Problem to solve —
Omit the images. Copy each entry word for word.

Task material —

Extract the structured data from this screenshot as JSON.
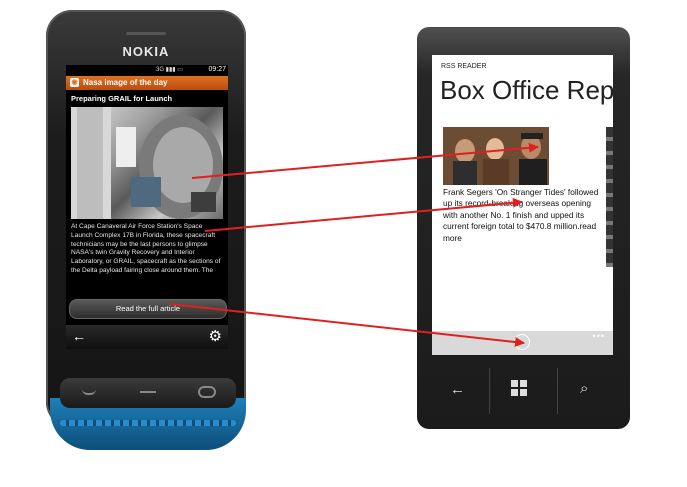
{
  "nokia": {
    "brand": "NOKIA",
    "status_time": "09:27",
    "status_icons": "3G ▮▮▮ ▭",
    "header_title": "Nasa image of the day",
    "rss_icon": "rss-icon",
    "article_title": "Preparing GRAIL for Launch",
    "article_text": "At Cape Canaveral Air Force Station's Space Launch Complex 17B in Florida, these spacecraft technicians may be the last persons to glimpse NASA's twin Gravity Recovery and Interior Laboratory, or GRAIL, spacecraft as the sections of the Delta payload fairing close around them. The",
    "read_full_label": "Read the full article",
    "back_icon": "←",
    "settings_icon": "⚙"
  },
  "windows_phone": {
    "app_label": "RSS READER",
    "panorama_title": "Box Office Rep",
    "article_text": "Frank Segers 'On Stranger Tides' followed up its record-breaking overseas opening with another No. 1 finish and upped its current foreign total to $470.8 million.read more",
    "appbar_icon": "›",
    "more_icon": "•••",
    "back_icon": "←",
    "search_icon": "⌕"
  },
  "colors": {
    "arrow": "#e02020",
    "nokia_header": "#e07020",
    "nokia_base": "#1e7fb8"
  }
}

Result for this task —
Extract the structured data from this screenshot as JSON.
{
  "nokia": {
    "brand": "NOKIA",
    "status_time": "09:27",
    "status_icons": "3G ▮▮▮ ▭",
    "header_title": "Nasa image of the day",
    "rss_icon": "rss-icon",
    "article_title": "Preparing GRAIL for Launch",
    "article_text": "At Cape Canaveral Air Force Station's Space Launch Complex 17B in Florida, these spacecraft technicians may be the last persons to glimpse NASA's twin Gravity Recovery and Interior Laboratory, or GRAIL, spacecraft as the sections of the Delta payload fairing close around them. The",
    "read_full_label": "Read the full article",
    "back_icon": "←",
    "settings_icon": "⚙"
  },
  "windows_phone": {
    "app_label": "RSS READER",
    "panorama_title": "Box Office Rep",
    "article_text": "Frank Segers 'On Stranger Tides' followed up its record-breaking overseas opening with another No. 1 finish and upped its current foreign total to $470.8 million.read more",
    "appbar_icon": "›",
    "more_icon": "•••",
    "back_icon": "←",
    "search_icon": "⌕"
  },
  "colors": {
    "arrow": "#e02020",
    "nokia_header": "#e07020",
    "nokia_base": "#1e7fb8"
  }
}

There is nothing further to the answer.